Phil Foden was rewarded for his astronomical potential on Monday with a new and improved contract that is set to keep him in Manchester until 2024.
Being born at the turn of the millennium, it takes only a simple mental arithmetic to discover that would make him 24 years old at the summation of this deal, assuming the usual June expiry date. Six years. That's a long time in football.
Think back to 2012, and the wonderkids of that generation, and how it's panned out for them. Indeed, present in England's Euro's squad for that very year were a doe-eyed 18-year-old Alex Oxlade-Chamberlain and a slightly surlier 21-year-old Jordan Henderson - two relative success stories of the English development system, give or take.
But, alongside those, there was the less realised promise of Phil Jones (maybe a bit harsh, but he's definitely not what we thought he was back then) and Martin Kelly (yeh, exactly, remember him?).
And it's not just English talent that was squandered in 2012 - that was the same summer that Chelsea signed the 34th recipient of the 'Next Messi' moniker, Marko Marin. He's 29 now, floating in and out of the Red Star Belgrade starting XI. I could go on.
It goes without saying that football is littered with wasted talents. Prodigies lost and careers stunted. Of course, all of that is not necessarily to say that they were curtailed because of a signature on a six-year deal with big clubs.
But it is to say that Foden has placed a lot of faith in Manchester City, a level of faith that they have not yet proved they warrant since their Abu Dhabi coopting. Obviously, Jadon Sancho is the nearest, and greatest example of this.
And it wasn't that the Citizens didn't show their faith in Sancho, they did - offering him the same amount of remuneration (£30,000-a-week) that Foden is now set to receive - he just didn't believe in it.
For whatever reason, though we can speculate it was the club's track record in the developmental department, their financial disposition and the wealth of talent already on their roster, Sancho chose to forge his own path away from the feet of Pep Guardiola.
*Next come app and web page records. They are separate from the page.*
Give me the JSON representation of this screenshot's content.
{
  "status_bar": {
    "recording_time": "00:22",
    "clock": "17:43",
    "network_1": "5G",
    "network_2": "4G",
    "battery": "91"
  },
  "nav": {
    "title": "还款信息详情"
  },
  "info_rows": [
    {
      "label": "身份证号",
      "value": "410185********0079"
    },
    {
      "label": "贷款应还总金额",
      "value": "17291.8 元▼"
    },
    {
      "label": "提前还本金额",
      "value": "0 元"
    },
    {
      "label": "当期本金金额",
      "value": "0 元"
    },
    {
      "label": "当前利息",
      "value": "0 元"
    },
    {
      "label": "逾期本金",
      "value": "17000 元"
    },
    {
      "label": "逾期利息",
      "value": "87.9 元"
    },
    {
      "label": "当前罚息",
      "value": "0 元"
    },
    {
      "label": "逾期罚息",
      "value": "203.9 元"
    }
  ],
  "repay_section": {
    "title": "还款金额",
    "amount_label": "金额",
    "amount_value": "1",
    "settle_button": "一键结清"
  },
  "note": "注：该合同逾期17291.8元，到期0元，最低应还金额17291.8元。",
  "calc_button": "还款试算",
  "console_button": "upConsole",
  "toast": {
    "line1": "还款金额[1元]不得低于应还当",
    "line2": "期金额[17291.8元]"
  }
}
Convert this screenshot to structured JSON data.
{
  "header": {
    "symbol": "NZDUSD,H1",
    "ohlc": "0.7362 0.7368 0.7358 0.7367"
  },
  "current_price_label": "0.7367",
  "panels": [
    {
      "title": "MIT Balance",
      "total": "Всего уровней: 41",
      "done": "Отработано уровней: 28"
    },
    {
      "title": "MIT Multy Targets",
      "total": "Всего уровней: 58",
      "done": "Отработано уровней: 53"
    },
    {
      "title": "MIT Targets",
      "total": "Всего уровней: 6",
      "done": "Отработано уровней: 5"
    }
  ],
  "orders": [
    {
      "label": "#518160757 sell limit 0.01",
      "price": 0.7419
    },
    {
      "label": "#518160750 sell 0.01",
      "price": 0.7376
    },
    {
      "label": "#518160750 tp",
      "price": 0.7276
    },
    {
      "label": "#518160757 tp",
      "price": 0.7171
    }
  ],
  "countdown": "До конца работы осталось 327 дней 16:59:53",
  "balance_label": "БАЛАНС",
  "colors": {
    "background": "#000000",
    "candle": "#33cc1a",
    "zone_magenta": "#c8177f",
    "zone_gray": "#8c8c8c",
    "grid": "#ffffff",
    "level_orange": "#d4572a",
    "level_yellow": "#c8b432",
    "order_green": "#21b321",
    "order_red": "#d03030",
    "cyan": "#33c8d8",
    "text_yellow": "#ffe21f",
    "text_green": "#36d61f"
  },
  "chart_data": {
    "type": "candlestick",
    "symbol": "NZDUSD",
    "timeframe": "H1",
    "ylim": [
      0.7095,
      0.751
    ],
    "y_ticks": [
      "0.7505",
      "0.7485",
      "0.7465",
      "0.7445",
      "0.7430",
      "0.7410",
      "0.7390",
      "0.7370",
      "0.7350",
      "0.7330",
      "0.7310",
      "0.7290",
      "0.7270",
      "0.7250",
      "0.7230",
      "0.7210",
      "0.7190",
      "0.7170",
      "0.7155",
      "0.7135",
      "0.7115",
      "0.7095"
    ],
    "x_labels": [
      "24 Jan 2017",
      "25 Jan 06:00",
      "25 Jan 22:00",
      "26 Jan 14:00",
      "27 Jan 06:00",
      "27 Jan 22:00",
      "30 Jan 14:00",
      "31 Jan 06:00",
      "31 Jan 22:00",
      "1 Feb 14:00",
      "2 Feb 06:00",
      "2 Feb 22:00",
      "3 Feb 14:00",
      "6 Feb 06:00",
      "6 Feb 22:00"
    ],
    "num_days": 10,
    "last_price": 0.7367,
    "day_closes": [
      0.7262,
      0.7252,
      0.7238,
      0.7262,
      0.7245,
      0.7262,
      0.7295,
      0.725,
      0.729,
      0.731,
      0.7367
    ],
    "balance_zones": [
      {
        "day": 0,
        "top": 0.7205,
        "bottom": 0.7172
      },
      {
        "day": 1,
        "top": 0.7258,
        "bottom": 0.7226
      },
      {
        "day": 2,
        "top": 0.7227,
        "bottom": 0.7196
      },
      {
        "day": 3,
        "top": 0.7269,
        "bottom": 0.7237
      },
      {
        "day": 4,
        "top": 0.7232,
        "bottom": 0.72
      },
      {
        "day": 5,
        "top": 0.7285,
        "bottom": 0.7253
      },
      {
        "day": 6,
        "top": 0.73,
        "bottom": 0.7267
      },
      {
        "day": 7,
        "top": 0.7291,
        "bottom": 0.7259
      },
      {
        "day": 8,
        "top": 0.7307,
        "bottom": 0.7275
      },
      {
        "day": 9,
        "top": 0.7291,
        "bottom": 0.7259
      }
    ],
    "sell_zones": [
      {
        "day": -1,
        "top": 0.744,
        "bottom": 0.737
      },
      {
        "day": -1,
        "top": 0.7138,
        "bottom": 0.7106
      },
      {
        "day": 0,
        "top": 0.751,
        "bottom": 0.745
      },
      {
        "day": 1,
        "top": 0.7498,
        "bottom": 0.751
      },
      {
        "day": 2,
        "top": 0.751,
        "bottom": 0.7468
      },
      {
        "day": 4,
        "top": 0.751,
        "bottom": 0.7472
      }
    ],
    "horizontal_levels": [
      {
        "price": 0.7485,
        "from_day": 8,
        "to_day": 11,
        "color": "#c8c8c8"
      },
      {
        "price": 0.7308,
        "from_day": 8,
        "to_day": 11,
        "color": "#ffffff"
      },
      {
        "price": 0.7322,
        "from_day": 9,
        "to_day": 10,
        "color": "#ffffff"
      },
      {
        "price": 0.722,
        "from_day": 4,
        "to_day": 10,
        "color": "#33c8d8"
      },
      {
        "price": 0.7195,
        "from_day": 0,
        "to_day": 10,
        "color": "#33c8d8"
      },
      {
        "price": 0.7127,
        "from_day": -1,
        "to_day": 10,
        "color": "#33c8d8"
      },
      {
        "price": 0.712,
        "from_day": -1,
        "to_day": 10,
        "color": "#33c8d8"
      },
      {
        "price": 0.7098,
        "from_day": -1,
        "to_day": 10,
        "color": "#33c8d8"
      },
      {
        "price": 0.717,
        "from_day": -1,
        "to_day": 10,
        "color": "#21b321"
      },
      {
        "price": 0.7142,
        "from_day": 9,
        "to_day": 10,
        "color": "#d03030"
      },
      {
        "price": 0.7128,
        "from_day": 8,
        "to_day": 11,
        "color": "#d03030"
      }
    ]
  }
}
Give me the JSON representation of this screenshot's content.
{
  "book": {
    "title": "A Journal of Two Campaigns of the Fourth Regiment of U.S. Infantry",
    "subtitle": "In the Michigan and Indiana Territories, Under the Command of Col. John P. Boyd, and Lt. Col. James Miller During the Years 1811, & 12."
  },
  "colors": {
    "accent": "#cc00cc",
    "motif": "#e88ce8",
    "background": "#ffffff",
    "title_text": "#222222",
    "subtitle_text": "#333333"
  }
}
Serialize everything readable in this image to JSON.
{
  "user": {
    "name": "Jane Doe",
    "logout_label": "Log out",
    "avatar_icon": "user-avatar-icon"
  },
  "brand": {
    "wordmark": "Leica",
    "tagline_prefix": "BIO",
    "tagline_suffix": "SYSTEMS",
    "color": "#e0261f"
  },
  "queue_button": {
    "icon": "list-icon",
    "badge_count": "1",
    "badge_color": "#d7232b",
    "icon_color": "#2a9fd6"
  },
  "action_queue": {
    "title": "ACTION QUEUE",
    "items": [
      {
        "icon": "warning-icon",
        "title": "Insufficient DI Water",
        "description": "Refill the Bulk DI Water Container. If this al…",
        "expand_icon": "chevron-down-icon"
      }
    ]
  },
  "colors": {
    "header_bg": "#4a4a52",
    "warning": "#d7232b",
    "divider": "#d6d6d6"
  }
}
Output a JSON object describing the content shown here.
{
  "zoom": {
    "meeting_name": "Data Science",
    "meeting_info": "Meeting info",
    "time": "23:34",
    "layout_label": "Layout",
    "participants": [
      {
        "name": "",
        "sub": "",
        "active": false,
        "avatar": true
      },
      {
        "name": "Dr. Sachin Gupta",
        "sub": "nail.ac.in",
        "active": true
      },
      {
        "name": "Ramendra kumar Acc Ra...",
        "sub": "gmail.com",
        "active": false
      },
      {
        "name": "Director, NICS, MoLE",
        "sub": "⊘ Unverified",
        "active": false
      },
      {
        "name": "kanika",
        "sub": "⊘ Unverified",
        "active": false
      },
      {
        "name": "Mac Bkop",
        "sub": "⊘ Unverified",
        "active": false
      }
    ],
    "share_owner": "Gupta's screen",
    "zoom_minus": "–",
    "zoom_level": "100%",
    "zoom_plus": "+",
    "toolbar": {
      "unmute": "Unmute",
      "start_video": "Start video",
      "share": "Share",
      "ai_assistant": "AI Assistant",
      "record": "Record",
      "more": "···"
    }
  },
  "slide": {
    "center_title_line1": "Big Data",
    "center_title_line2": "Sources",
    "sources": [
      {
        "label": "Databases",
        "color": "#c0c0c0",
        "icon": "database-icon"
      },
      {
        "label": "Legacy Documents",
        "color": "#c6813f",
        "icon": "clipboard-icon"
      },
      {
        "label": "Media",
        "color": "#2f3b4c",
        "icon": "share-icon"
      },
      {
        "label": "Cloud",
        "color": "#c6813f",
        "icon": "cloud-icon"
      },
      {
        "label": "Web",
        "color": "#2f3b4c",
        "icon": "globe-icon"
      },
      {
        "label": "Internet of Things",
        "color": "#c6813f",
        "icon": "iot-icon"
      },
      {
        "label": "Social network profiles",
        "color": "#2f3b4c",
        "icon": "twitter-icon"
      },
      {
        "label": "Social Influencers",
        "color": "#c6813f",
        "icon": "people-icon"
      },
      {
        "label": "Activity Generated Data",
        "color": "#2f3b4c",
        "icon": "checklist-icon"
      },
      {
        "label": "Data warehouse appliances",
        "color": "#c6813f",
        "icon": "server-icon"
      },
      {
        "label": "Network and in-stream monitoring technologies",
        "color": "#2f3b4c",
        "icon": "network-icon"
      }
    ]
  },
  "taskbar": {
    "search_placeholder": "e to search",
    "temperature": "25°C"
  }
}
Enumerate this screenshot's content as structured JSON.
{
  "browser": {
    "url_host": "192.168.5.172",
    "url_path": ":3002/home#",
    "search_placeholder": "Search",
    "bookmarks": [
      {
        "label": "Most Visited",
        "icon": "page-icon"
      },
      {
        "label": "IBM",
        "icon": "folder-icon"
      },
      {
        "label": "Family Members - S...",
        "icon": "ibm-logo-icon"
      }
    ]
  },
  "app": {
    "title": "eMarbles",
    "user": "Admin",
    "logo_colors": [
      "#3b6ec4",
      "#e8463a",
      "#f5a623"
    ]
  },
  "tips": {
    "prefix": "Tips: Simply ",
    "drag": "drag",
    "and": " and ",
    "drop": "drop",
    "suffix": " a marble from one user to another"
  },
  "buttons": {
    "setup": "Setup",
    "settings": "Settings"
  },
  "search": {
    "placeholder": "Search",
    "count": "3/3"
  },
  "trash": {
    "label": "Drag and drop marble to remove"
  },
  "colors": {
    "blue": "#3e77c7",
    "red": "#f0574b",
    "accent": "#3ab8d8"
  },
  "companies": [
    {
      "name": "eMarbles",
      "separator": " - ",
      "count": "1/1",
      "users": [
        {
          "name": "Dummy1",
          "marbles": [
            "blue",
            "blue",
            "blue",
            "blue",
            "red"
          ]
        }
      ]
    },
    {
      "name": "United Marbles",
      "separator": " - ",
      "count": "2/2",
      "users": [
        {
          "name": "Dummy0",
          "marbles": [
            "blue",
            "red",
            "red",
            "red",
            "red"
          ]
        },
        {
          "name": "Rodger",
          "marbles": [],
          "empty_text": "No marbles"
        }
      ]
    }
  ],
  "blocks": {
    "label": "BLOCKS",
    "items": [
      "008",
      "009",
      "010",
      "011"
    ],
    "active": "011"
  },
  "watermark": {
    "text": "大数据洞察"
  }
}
And, if you follow even the most rudimentary machinations of football, you'll know his subsequent time at Borussia Dortmund has been a wholehearted success.
Again, that is not to say that leaving Manchester City is unquestionably the right decision for Foden, nor that he would be guaranteed the same levels of success - if you're looking for those in life, you'll be there for a while, and eventually come up short.
BUT. Having seen the progression of Mason Mount at Derby (rewarded with an England squad call up), Jadon at Dortmund and Ryan Sessegnon at Fulham juxtaposed with the thwarting of Ruben Loftus-Cheek at Chelsea (a player way further down the line than Foden, and in an inferior squad), he will know the odds are stacked firmly against him.
Even the example of the aforementioned Oxlade-Chamberlain may prove advisory. Though the tactical limitations evidently present at Arsenal at that time do not ring true at City now, players can stagnate. And sometimes a change is needed to break the rut.
Clearly, that scenario is some way done the line for Foden - he is still that doe-eyed, precocious 18-year-old that Chamberlain was in 2012, who is admired by his coach. And, in any case, being tied down doesn't preclude him from leaving in the future, it just diminishes his chances.
But, while his decision will not be vindicated or compromised in the coming weeks, David Silva's upcoming lay-off, and the minutes granted to him in response, will be noteworthy.
You may be thinking, who am I to rubbish the decision of a player to pursue a career at his boyhood club, and it'd be a fair point. But, paradoxically, sometimes the best way to success at your club of choice is to first enjoy it elsewhere.
Look at the current contrasting first team prospects of Callum Hudson-Odoi and Mason Mount at Chelsea, or the career of Paul Pogba. Indeed, if you were to ask me who I thought is likelier to have a better career at City between Foden and Sancho right now, I'd probably still say the latter.
That sentiment, of which I imagine I'm not alone in, should concern young Phil. But only time will tell us if it is justified.